EXERCISE DETAILS - Write the data out again so that it matches word for word.

** Opening RECORDS PROVIDED block **

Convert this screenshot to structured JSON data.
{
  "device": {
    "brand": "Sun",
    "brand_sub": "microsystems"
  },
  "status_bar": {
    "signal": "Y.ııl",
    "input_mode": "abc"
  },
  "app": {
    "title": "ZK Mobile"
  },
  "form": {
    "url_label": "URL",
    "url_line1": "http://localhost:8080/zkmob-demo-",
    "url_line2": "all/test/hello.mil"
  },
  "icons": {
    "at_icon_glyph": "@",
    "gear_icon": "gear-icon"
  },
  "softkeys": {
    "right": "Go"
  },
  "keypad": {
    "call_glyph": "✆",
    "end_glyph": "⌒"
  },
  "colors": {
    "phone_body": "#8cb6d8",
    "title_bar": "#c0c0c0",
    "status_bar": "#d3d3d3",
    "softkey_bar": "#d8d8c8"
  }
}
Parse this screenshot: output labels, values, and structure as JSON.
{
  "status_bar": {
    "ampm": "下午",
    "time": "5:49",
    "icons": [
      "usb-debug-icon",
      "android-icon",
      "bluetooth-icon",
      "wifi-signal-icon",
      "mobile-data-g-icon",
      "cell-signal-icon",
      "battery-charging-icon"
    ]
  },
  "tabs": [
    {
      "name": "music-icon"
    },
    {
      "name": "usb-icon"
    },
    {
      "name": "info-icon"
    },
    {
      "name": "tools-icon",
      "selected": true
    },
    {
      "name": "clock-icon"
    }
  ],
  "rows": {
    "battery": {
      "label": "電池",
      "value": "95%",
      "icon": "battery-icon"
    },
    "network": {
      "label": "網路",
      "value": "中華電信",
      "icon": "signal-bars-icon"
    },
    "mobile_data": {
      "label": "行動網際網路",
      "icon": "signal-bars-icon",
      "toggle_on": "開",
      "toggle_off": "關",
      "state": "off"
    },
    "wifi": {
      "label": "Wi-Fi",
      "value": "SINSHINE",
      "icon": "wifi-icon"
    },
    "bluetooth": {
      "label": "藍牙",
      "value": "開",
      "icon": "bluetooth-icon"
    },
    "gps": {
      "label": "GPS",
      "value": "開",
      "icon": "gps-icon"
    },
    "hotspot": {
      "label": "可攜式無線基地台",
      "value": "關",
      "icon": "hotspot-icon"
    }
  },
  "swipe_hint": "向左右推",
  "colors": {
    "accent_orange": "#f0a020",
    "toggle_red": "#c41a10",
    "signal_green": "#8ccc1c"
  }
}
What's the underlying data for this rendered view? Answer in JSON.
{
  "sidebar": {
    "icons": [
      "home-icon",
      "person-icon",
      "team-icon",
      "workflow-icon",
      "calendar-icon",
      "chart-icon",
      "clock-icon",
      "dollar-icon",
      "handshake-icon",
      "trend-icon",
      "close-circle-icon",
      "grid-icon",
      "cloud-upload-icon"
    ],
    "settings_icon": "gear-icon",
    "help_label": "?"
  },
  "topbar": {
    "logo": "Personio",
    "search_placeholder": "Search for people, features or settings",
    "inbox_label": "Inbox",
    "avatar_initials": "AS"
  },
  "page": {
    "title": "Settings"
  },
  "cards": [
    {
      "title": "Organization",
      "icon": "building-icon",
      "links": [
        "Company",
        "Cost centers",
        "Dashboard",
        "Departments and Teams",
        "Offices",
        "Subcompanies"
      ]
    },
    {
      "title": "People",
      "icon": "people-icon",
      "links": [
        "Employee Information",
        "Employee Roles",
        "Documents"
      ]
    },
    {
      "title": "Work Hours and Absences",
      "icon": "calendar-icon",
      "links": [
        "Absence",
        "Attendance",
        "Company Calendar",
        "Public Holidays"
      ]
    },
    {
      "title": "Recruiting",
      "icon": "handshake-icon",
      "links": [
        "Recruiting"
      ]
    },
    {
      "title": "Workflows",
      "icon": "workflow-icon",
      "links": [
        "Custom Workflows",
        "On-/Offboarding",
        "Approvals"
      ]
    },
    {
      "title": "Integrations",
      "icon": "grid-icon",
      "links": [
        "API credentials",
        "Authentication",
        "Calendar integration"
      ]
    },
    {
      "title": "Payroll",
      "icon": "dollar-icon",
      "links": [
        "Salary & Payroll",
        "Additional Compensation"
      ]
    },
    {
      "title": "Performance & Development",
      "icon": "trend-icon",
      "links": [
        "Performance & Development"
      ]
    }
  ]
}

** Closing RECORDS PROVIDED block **

EXERCISE SOLUTION -
Convert this screenshot to structured JSON data.
{
  "device": {
    "brand": "Sun",
    "brand_sub": "microsystems"
  },
  "status_bar": {
    "signal": "Y.ııl",
    "input_mode": "abc"
  },
  "app": {
    "title": "ZK Mobile"
  },
  "form": {
    "url_label": "URL",
    "url_line1": "http://localhost:8080/zkmob-demo-",
    "url_line2": "all/test/hello.mil"
  },
  "icons": {
    "at_icon_glyph": "@",
    "gear_icon": "gear-icon"
  },
  "softkeys": {
    "right": "Go"
  },
  "keypad": {
    "call_glyph": "✆",
    "end_glyph": "⌒"
  },
  "colors": {
    "phone_body": "#8cb6d8",
    "title_bar": "#c0c0c0",
    "status_bar": "#d3d3d3",
    "softkey_bar": "#d8d8c8"
  }
}
Parse this screenshot: output labels, values, and structure as JSON.
{
  "status_bar": {
    "ampm": "下午",
    "time": "5:49",
    "icons": [
      "usb-debug-icon",
      "android-icon",
      "bluetooth-icon",
      "wifi-signal-icon",
      "mobile-data-g-icon",
      "cell-signal-icon",
      "battery-charging-icon"
    ]
  },
  "tabs": [
    {
      "name": "music-icon"
    },
    {
      "name": "usb-icon"
    },
    {
      "name": "info-icon"
    },
    {
      "name": "tools-icon",
      "selected": true
    },
    {
      "name": "clock-icon"
    }
  ],
  "rows": {
    "battery": {
      "label": "電池",
      "value": "95%",
      "icon": "battery-icon"
    },
    "network": {
      "label": "網路",
      "value": "中華電信",
      "icon": "signal-bars-icon"
    },
    "mobile_data": {
      "label": "行動網際網路",
      "icon": "signal-bars-icon",
      "toggle_on": "開",
      "toggle_off": "關",
      "state": "off"
    },
    "wifi": {
      "label": "Wi-Fi",
      "value": "SINSHINE",
      "icon": "wifi-icon"
    },
    "bluetooth": {
      "label": "藍牙",
      "value": "開",
      "icon": "bluetooth-icon"
    },
    "gps": {
      "label": "GPS",
      "value": "開",
      "icon": "gps-icon"
    },
    "hotspot": {
      "label": "可攜式無線基地台",
      "value": "關",
      "icon": "hotspot-icon"
    }
  },
  "swipe_hint": "向左右推",
  "colors": {
    "accent_orange": "#f0a020",
    "toggle_red": "#c41a10",
    "signal_green": "#8ccc1c"
  }
}
What's the underlying data for this rendered view? Answer in JSON.
{
  "sidebar": {
    "icons": [
      "home-icon",
      "person-icon",
      "team-icon",
      "workflow-icon",
      "calendar-icon",
      "chart-icon",
      "clock-icon",
      "dollar-icon",
      "handshake-icon",
      "trend-icon",
      "close-circle-icon",
      "grid-icon",
      "cloud-upload-icon"
    ],
    "settings_icon": "gear-icon",
    "help_label": "?"
  },
  "topbar": {
    "logo": "Personio",
    "search_placeholder": "Search for people, features or settings",
    "inbox_label": "Inbox",
    "avatar_initials": "AS"
  },
  "page": {
    "title": "Settings"
  },
  "cards": [
    {
      "title": "Organization",
      "icon": "building-icon",
      "links": [
        "Company",
        "Cost centers",
        "Dashboard",
        "Departments and Teams",
        "Offices",
        "Subcompanies"
      ]
    },
    {
      "title": "People",
      "icon": "people-icon",
      "links": [
        "Employee Information",
        "Employee Roles",
        "Documents"
      ]
    },
    {
      "title": "Work Hours and Absences",
      "icon": "calendar-icon",
      "links": [
        "Absence",
        "Attendance",
        "Company Calendar",
        "Public Holidays"
      ]
    },
    {
      "title": "Recruiting",
      "icon": "handshake-icon",
      "links": [
        "Recruiting"
      ]
    },
    {
      "title": "Workflows",
      "icon": "workflow-icon",
      "links": [
        "Custom Workflows",
        "On-/Offboarding",
        "Approvals"
      ]
    },
    {
      "title": "Integrations",
      "icon": "grid-icon",
      "links": [
        "API credentials",
        "Authentication",
        "Calendar integration"
      ]
    },
    {
      "title": "Payroll",
      "icon": "dollar-icon",
      "links": [
        "Salary & Payroll",
        "Additional Compensation"
      ]
    },
    {
      "title": "Performance & Development",
      "icon": "trend-icon",
      "links": [
        "Performance & Development"
      ]
    }
  ]
}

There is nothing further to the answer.